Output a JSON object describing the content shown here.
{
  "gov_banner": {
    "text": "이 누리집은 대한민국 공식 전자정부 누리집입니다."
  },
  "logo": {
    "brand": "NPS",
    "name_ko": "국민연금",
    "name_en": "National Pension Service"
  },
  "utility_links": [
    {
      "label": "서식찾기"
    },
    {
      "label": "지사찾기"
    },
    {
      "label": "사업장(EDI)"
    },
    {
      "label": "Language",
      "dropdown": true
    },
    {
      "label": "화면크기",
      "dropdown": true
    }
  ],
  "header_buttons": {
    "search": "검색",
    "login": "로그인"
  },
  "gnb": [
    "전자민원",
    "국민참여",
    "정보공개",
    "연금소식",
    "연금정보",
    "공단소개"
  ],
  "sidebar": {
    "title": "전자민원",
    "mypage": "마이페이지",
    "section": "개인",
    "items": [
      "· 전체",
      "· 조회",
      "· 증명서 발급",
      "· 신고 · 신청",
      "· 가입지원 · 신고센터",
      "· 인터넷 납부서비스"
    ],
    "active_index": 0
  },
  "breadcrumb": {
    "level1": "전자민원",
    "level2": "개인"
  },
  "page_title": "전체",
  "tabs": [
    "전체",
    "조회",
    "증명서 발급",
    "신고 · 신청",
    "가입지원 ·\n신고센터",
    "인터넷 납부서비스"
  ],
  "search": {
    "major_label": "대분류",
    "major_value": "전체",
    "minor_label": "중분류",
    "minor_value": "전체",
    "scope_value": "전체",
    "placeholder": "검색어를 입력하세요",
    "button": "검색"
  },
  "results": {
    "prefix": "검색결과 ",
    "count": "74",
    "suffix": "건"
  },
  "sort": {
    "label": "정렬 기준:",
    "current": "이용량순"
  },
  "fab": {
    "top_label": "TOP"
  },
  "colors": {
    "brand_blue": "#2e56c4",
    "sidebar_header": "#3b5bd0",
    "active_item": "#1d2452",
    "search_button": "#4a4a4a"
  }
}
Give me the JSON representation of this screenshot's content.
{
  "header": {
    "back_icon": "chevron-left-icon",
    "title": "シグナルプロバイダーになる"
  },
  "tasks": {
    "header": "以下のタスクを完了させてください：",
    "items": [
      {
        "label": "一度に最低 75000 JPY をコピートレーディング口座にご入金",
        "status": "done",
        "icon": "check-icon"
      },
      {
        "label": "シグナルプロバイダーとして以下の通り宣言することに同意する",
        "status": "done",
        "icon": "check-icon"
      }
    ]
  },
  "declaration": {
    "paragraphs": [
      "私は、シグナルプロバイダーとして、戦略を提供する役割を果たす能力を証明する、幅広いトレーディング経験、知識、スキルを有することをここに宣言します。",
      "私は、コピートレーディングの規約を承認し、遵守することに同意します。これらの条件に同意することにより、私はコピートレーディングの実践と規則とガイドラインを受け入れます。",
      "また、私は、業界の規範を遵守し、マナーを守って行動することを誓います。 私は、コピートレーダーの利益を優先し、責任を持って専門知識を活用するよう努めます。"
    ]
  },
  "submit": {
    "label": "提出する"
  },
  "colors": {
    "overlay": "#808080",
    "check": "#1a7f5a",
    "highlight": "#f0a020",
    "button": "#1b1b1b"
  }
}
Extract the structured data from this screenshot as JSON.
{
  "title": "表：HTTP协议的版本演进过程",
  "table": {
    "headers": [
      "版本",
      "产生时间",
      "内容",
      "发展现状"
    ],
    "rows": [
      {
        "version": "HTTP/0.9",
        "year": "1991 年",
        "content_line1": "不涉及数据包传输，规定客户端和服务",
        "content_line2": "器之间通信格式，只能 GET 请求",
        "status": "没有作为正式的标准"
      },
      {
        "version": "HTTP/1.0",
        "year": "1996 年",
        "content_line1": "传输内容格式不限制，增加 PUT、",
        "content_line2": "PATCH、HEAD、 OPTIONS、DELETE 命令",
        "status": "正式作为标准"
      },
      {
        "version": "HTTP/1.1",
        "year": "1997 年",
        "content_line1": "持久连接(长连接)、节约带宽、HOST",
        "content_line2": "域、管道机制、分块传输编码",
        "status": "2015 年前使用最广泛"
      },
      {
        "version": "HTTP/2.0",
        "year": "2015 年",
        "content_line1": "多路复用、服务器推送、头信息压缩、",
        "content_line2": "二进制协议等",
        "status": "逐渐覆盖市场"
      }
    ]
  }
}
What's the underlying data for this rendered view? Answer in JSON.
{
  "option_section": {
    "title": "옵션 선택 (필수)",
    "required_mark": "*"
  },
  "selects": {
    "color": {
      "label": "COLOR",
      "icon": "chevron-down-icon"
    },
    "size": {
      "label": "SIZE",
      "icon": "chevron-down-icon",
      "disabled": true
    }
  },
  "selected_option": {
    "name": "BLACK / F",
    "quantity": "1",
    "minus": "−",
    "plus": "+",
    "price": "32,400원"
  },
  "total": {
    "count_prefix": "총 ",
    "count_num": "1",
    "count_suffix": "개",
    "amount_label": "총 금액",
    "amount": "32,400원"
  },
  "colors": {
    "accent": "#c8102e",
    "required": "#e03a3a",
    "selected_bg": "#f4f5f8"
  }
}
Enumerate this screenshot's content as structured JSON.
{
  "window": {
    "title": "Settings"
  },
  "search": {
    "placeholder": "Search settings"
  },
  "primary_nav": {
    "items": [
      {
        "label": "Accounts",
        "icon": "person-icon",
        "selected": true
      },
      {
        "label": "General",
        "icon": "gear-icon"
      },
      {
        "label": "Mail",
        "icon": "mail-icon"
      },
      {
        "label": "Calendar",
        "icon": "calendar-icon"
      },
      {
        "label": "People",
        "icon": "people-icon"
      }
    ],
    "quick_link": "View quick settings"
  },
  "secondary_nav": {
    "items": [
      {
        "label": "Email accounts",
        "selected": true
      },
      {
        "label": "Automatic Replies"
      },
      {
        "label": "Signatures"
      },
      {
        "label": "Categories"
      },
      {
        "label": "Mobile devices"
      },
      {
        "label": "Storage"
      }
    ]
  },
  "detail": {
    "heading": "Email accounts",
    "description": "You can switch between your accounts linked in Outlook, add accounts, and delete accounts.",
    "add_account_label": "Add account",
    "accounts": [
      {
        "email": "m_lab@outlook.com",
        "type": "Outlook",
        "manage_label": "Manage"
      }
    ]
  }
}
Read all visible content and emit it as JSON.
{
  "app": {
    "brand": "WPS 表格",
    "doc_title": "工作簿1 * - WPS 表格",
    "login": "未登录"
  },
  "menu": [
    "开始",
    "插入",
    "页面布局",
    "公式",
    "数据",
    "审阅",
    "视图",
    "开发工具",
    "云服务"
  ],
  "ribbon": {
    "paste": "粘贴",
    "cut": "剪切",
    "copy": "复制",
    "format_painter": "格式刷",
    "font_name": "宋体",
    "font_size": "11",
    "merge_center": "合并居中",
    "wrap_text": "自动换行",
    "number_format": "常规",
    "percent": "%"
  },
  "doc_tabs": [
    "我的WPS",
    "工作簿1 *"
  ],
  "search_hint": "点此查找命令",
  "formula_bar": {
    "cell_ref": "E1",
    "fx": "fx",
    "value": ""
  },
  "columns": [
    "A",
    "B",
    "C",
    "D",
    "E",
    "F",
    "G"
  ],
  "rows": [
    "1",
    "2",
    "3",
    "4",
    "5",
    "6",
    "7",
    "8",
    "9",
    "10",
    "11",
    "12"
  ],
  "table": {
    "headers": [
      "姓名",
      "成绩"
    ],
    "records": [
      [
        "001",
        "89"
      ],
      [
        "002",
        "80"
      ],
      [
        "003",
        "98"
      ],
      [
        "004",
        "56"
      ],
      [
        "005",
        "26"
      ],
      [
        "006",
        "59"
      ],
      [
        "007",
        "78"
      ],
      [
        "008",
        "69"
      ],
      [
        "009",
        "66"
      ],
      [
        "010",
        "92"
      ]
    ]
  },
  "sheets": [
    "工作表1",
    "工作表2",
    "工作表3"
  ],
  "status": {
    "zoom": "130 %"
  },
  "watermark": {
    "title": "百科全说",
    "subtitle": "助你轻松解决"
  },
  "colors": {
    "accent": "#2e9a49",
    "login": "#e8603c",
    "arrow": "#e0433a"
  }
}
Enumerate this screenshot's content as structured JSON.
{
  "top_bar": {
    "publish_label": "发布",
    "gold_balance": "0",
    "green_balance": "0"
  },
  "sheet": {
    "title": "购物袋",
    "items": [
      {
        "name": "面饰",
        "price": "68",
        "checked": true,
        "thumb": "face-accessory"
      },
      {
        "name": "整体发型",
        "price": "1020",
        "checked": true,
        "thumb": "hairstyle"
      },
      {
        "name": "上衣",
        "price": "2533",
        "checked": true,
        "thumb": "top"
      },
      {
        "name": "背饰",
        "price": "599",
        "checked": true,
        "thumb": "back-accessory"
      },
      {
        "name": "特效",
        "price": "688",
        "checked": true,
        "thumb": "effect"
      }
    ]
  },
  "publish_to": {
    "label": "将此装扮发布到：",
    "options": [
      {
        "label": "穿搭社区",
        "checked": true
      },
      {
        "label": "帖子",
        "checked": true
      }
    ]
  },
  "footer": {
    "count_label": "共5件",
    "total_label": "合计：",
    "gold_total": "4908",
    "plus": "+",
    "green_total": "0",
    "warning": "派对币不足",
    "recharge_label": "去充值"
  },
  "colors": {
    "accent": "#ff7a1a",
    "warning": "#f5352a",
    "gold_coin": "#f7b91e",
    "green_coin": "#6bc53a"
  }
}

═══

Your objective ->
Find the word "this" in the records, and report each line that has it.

Response ->
Give me the JSON representation of this screenshot's content.
Extract the structured data from this screenshot as JSON.
What's the underlying data for this rendered view? Answer in JSON.
Enumerate this screenshot's content as structured JSON.
Enumerate this screenshot's content as structured JSON.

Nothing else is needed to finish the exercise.